This week we lost the last two institutional vestiges of the ’60s: The Village Voice, which published its final print edition Wednesday, and Rolling Stone, which was put up for sale two days ago.
The ’60s are dead. Or, at least, breathing their last.
No generation has had such a chokehold on American culture as the Baby Boomers. Until recently, our top late night talk show hosts were David Letterman, now 70, and his contemporary Jay Leno. The top-grossing touring artists of the last decade include The Rolling Stones (at No. 1 with $869,471,325 total gross), Madonna, Bruce Springsteen, Elton John, Billy Joel, The Eagles and Neil Diamond.
Our most powerful media entities are Boomers, from Steven Spielberg to Oprah Winfrey to David Geffen and Robert Iger. With the exception of Barack Obama — on the bubble as a Gen Xer — our most recent presidents have all been Boomers. Our last election was waged between two of them.
So enough with the eulogies for Rolling Stone and the Village Voice, two relics demolished not by the Internet but their own narcissistic, congenital nostalgia. Permeating each was the subtextual insistence that no decade was better or more meaningful than the 1960s, and no generation since had anything much to offer.
Yes, everything was so much better before smartphones and social media, streaming and privatized space travel. In their worldview, no artistic voice of the last 30 years — not Kurt Cobain nor Quentin Tarantino, not Kanye nor Christopher Nolan — has the relevance or staying power of their hoary idols.
Over the past seven years alone, the most recurring musicians on RS’s covers have been Bob Dylan, Paul McCartney, Keith Richards and Bruce Springsteen. As for the Voice? “Print won’t survive, but the Village Voice might,” Michael Musto wrote on The Daily Beast. That is, if it “can do so by continuing to take fresh looks at emerging culture and politics.” That hasn’t happened since Giuliani’s New York — and that’s being generous.

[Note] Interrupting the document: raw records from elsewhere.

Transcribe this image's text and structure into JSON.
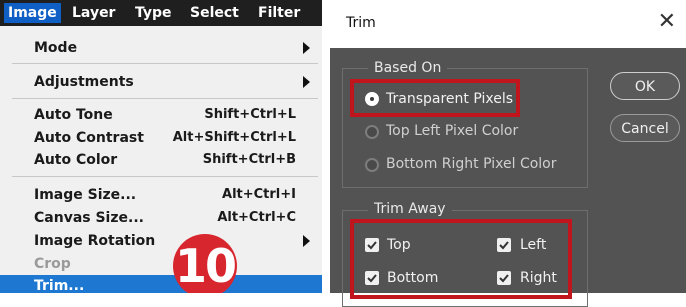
{
  "menubar": {
    "items": [
      "Image",
      "Layer",
      "Type",
      "Select",
      "Filter"
    ]
  },
  "menu": {
    "mode": "Mode",
    "adjustments": "Adjustments",
    "auto_tone": {
      "label": "Auto Tone",
      "shortcut": "Shift+Ctrl+L"
    },
    "auto_contrast": {
      "label": "Auto Contrast",
      "shortcut": "Alt+Shift+Ctrl+L"
    },
    "auto_color": {
      "label": "Auto Color",
      "shortcut": "Shift+Ctrl+B"
    },
    "image_size": {
      "label": "Image Size...",
      "shortcut": "Alt+Ctrl+I"
    },
    "canvas_size": {
      "label": "Canvas Size...",
      "shortcut": "Alt+Ctrl+C"
    },
    "image_rotation": "Image Rotation",
    "crop": "Crop",
    "trim": "Trim..."
  },
  "step_badge": "10",
  "dialog": {
    "title": "Trim",
    "close_glyph": "✕",
    "based_on": {
      "title": "Based On",
      "options": [
        "Transparent Pixels",
        "Top Left Pixel Color",
        "Bottom Right Pixel Color"
      ],
      "selected": "Transparent Pixels"
    },
    "trim_away": {
      "title": "Trim Away",
      "top": "Top",
      "left": "Left",
      "bottom": "Bottom",
      "right": "Right",
      "checked": [
        "Top",
        "Left",
        "Bottom",
        "Right"
      ]
    },
    "ok_label": "OK",
    "cancel_label": "Cancel"
  },
  "colors": {
    "highlight": "#c0151c",
    "badge": "#d8262e",
    "menu_selection": "#1e78d2",
    "dialog_bg": "#535353"
  }
}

But as noted by Poytner five years ago, technology wasn’t the problem for the Voice or other fading alt-weeklies — their editorial staffs with dead tastes were. Citing a post by media observer Mike Fourcher, Poytner concluded with “a sad truth . . . most alternative newspapers [are] little more than graying-hippie butterfly collections, built to satisfy the tastes and interests of a dying…